Relate the effort that the participants exerted in completing the race to the current reality the fishermen are experiencing today: CPUE or catch per unit effort is very low, meaning fishermen are spending more time and energy in their fishing and are still catching very few fish. This is due largely to the increasing number of users of coastal resources as a result of rapid population growth. 42 YOUTH CAMP TRAINING MANUAL

Build Me a Better World

Purpose: To emphasize the importance of planning in order to achieve goals and attain food security Time: 45 minutes Materials: 25 pcs. of barbecue sticks/group, 15 pcs. of bubble gum/group Procedure: 1. Divide the participants into 4-5 groups. Each group shall be given a bundle of barbecue sticks and pieces of bubble gum. 2. Each group shall be given 2 minutes to build a house using the sticks and the gum. They are to build the most beautiful, tallest, strongest and the most creative house. 3. The participants shall not be given any time to plan prior to the activity. They should not also be allowed to talk while working. 4. Any group caught violating the rules will automatically be disqualified. 5. The facilitators shall test the quality of the houses after all the groups are done. Processing: Guide processing questions 1. Do you think planning was important before building the house? Why? 2. What difference would it make if you were given time to plan? 3. Do you think every member of the group was important in building the house? Did everybody cooperate? 4. Why do you think planning is important before engaging into the activity? 5. How important do you think is life planning/family planning? 6. What have you learned from the activity? How can you apply the learning in your day-to-day life?

Trainers notes: 1. The method of testing the quality of the house should be processed well to avoid hurting the feelings of the participants when you get to destroy the house while testing. 2. Relate the two previous discussions to the planning process. Emphasize the importance of planning in building the houses despite the limited means of communication that they had. Bring them to

realize that planning is not only important in building structures but more so in building ones family. 3. Discuss the importance of being able to work with materials that are available without altering their state. There will always be groups that will chew the gum before using it as well as groups that use the gum as is. 4. Simple but durable should be a principle that should be followed by the participants.
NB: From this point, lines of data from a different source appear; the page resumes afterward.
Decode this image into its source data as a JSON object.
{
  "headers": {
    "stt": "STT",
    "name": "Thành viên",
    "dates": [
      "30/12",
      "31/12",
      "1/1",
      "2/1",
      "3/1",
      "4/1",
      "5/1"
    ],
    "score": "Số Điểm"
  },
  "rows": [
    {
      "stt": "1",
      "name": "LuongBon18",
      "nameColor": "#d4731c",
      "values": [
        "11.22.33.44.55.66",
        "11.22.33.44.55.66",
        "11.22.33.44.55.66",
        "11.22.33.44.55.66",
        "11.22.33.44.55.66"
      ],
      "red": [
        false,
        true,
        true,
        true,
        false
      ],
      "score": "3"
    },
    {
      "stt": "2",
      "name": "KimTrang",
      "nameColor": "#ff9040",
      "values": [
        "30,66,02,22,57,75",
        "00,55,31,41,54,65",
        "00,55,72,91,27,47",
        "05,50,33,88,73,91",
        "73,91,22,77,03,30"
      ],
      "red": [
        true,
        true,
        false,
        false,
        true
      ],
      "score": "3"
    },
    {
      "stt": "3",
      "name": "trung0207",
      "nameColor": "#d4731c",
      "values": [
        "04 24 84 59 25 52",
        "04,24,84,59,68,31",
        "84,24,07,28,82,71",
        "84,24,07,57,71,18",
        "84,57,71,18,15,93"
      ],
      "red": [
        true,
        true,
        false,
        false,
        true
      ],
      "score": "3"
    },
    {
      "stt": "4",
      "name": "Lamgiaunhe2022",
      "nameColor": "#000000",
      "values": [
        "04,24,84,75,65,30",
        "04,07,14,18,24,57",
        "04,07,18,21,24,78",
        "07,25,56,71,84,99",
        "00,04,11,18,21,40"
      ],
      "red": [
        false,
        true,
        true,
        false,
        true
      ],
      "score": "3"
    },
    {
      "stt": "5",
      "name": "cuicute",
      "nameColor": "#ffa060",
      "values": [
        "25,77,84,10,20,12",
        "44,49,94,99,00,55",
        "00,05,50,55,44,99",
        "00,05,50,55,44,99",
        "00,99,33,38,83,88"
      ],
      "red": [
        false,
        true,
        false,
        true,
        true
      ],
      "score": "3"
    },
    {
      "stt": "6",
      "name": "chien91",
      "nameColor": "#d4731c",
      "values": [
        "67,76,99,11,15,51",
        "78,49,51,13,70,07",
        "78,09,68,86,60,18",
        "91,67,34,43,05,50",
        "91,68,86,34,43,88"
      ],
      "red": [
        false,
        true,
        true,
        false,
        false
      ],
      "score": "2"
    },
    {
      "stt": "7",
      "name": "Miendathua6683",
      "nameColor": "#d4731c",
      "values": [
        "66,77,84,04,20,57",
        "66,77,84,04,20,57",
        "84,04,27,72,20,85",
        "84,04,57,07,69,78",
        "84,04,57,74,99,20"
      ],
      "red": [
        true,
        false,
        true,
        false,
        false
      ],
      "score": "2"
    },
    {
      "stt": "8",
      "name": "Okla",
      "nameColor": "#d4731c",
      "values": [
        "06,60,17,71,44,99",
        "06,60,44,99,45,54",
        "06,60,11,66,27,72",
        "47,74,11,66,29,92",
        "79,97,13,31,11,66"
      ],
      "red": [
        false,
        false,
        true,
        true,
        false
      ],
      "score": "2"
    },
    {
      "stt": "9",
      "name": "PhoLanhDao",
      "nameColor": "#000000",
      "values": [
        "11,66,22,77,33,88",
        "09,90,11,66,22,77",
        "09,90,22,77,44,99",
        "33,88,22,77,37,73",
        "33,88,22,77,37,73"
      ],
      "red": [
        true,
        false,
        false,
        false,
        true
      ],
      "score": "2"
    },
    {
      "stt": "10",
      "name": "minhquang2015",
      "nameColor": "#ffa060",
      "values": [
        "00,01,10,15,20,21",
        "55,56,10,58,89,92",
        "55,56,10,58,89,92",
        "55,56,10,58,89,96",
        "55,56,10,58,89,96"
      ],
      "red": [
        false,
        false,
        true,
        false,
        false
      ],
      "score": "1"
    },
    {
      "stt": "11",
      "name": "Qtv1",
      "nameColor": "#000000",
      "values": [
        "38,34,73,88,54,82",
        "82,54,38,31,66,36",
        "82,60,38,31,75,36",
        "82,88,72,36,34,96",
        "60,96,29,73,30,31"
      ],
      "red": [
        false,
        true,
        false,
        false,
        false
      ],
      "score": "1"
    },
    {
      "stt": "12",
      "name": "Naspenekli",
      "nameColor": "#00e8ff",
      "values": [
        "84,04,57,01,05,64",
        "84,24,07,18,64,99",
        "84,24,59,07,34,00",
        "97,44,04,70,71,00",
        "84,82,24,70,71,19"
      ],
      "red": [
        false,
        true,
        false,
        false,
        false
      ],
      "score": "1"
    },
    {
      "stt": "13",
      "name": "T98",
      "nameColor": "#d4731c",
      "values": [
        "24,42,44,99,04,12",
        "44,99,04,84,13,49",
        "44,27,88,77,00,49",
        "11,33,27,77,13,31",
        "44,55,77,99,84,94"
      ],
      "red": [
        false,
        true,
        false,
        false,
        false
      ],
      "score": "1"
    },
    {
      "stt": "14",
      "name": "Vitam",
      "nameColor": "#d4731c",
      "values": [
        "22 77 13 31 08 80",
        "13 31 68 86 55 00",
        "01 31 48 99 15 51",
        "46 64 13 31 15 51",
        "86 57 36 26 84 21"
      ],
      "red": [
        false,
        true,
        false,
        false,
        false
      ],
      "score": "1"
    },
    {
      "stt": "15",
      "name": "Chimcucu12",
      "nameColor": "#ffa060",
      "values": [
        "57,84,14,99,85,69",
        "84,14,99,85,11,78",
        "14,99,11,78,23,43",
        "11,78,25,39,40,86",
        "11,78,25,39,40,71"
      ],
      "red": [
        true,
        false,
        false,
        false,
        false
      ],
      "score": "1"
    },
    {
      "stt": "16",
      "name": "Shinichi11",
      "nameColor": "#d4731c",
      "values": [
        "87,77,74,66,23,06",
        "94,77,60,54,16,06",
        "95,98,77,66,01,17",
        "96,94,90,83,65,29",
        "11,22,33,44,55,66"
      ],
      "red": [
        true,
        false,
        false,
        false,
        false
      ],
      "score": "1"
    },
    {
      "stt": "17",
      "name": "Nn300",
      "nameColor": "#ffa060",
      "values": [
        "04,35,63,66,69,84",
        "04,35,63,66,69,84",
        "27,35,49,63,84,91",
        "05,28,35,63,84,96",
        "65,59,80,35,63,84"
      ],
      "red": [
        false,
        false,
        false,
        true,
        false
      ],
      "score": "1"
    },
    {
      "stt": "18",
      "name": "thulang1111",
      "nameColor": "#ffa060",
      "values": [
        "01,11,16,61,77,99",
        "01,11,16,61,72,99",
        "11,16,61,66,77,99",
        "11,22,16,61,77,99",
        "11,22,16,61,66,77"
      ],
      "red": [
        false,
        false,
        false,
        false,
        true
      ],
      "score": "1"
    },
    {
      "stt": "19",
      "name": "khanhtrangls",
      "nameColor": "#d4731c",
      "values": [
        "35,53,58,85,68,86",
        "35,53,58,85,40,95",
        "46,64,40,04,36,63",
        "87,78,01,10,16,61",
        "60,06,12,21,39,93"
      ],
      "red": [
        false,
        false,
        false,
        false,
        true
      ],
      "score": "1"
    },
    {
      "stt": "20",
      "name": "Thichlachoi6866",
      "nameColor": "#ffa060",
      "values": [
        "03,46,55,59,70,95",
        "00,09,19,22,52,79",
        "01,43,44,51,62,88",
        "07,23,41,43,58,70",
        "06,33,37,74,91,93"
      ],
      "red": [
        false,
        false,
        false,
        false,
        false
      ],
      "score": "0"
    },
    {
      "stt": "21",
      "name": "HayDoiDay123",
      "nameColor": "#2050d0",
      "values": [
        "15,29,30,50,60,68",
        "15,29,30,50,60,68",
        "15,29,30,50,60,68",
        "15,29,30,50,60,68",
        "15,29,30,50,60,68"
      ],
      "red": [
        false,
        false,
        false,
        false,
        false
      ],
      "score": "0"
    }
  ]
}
Explain engineering and architectural concepts wherein the simplest structures and shapes are the strongest. (ex. 1. The pyramids that lasted for 4 thousand years despite being hollow and filled with chambers inside. 2. The arch, which is the basic shape of long-lasting bridges, the shape of the foundation of the Eiffel tower, and the bottom of the human foot).